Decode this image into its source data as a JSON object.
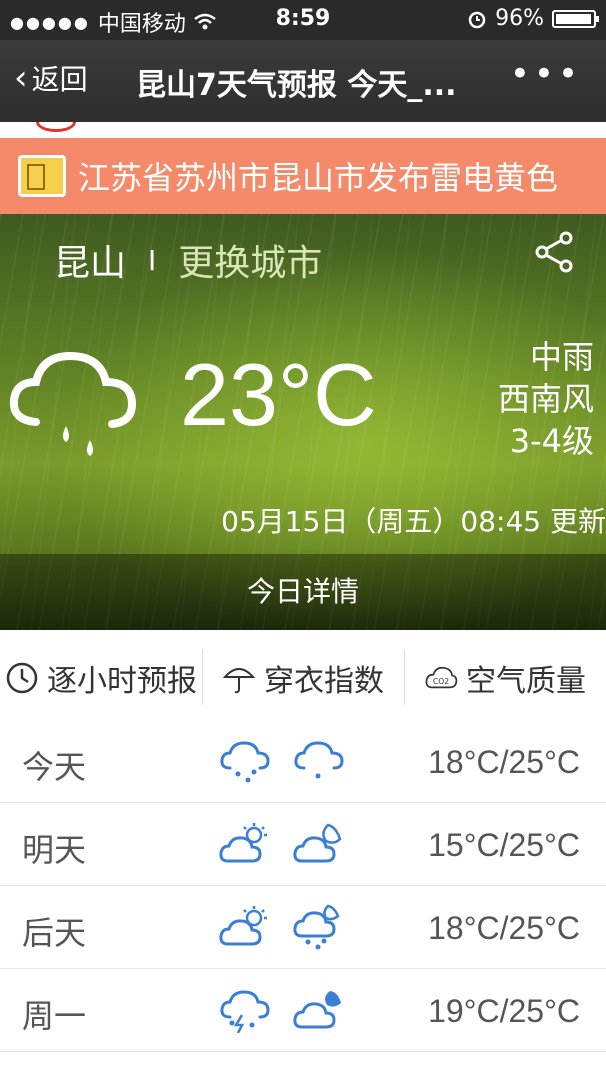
{
  "status_bar": {
    "signal_dots": "●●●●●",
    "carrier": "中国移动",
    "time": "8:59",
    "battery": "96%",
    "battery_level": 0.96
  },
  "nav": {
    "back_label": "返回",
    "title": "昆山7天气预报 今天_...",
    "more_icon": "ellipsis-icon"
  },
  "alert": {
    "text": "江苏省苏州市昆山市发布雷电黄色",
    "color": "#f48a6a",
    "icon": "warning-sign-icon"
  },
  "current": {
    "city": "昆山",
    "separator": "I",
    "change_city": "更换城市",
    "temperature": "23°C",
    "condition": "中雨",
    "wind_direction": "西南风",
    "wind_level": "3-4级",
    "updated": "05月15日（周五）08:45 更新",
    "today_detail": "今日详情"
  },
  "tabs": [
    {
      "label": "逐小时预报",
      "icon": "clock-icon"
    },
    {
      "label": "穿衣指数",
      "icon": "umbrella-icon"
    },
    {
      "label": "空气质量",
      "icon": "co2-cloud-icon"
    }
  ],
  "forecast": [
    {
      "day": "今天",
      "day_icon": "cloud-rain-icon",
      "night_icon": "cloud-rain-icon",
      "range": "18°C/25°C"
    },
    {
      "day": "明天",
      "day_icon": "sun-cloud-icon",
      "night_icon": "moon-cloud-icon",
      "range": "15°C/25°C"
    },
    {
      "day": "后天",
      "day_icon": "sun-cloud-icon",
      "night_icon": "moon-cloud-rain-icon",
      "range": "18°C/25°C"
    },
    {
      "day": "周一",
      "day_icon": "cloud-thunder-icon",
      "night_icon": "moon-cloud-icon",
      "range": "19°C/25°C"
    }
  ],
  "colors": {
    "accent_blue": "#3a7fd5",
    "alert_orange": "#f48a6a"
  }
}
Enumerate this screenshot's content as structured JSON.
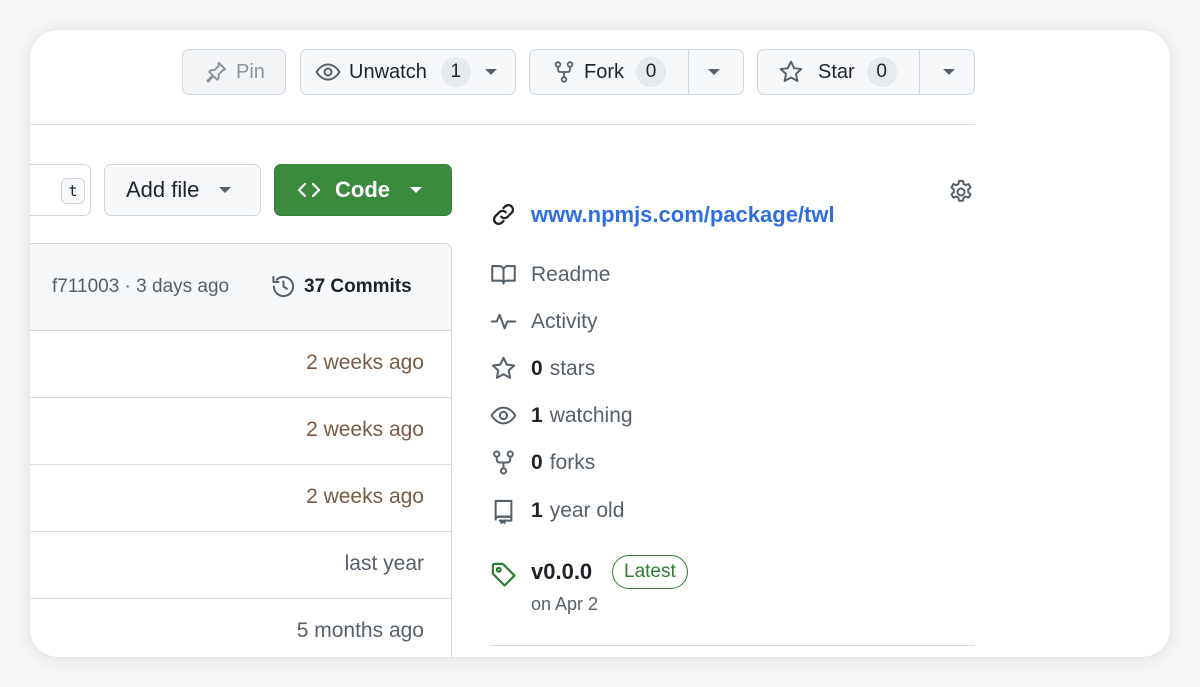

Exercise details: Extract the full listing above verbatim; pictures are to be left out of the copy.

Answer:
Decode this image into its source data as a JSON object.
{
  "status_bar": {
    "signal_dots": "●●●●●",
    "carrier": "中国移动",
    "time": "8:59",
    "battery": "96%",
    "battery_level": 0.96
  },
  "nav": {
    "back_label": "返回",
    "title": "昆山7天气预报 今天_...",
    "more_icon": "ellipsis-icon"
  },
  "alert": {
    "text": "江苏省苏州市昆山市发布雷电黄色",
    "color": "#f48a6a",
    "icon": "warning-sign-icon"
  },
  "current": {
    "city": "昆山",
    "separator": "I",
    "change_city": "更换城市",
    "temperature": "23°C",
    "condition": "中雨",
    "wind_direction": "西南风",
    "wind_level": "3-4级",
    "updated": "05月15日（周五）08:45 更新",
    "today_detail": "今日详情"
  },
  "tabs": [
    {
      "label": "逐小时预报",
      "icon": "clock-icon"
    },
    {
      "label": "穿衣指数",
      "icon": "umbrella-icon"
    },
    {
      "label": "空气质量",
      "icon": "co2-cloud-icon"
    }
  ],
  "forecast": [
    {
      "day": "今天",
      "day_icon": "cloud-rain-icon",
      "night_icon": "cloud-rain-icon",
      "range": "18°C/25°C"
    },
    {
      "day": "明天",
      "day_icon": "sun-cloud-icon",
      "night_icon": "moon-cloud-icon",
      "range": "15°C/25°C"
    },
    {
      "day": "后天",
      "day_icon": "sun-cloud-icon",
      "night_icon": "moon-cloud-rain-icon",
      "range": "18°C/25°C"
    },
    {
      "day": "周一",
      "day_icon": "cloud-thunder-icon",
      "night_icon": "moon-cloud-icon",
      "range": "19°C/25°C"
    }
  ],
  "colors": {
    "accent_blue": "#3a7fd5",
    "alert_orange": "#f48a6a"
  }
}
Enumerate this screenshot's content as structured JSON.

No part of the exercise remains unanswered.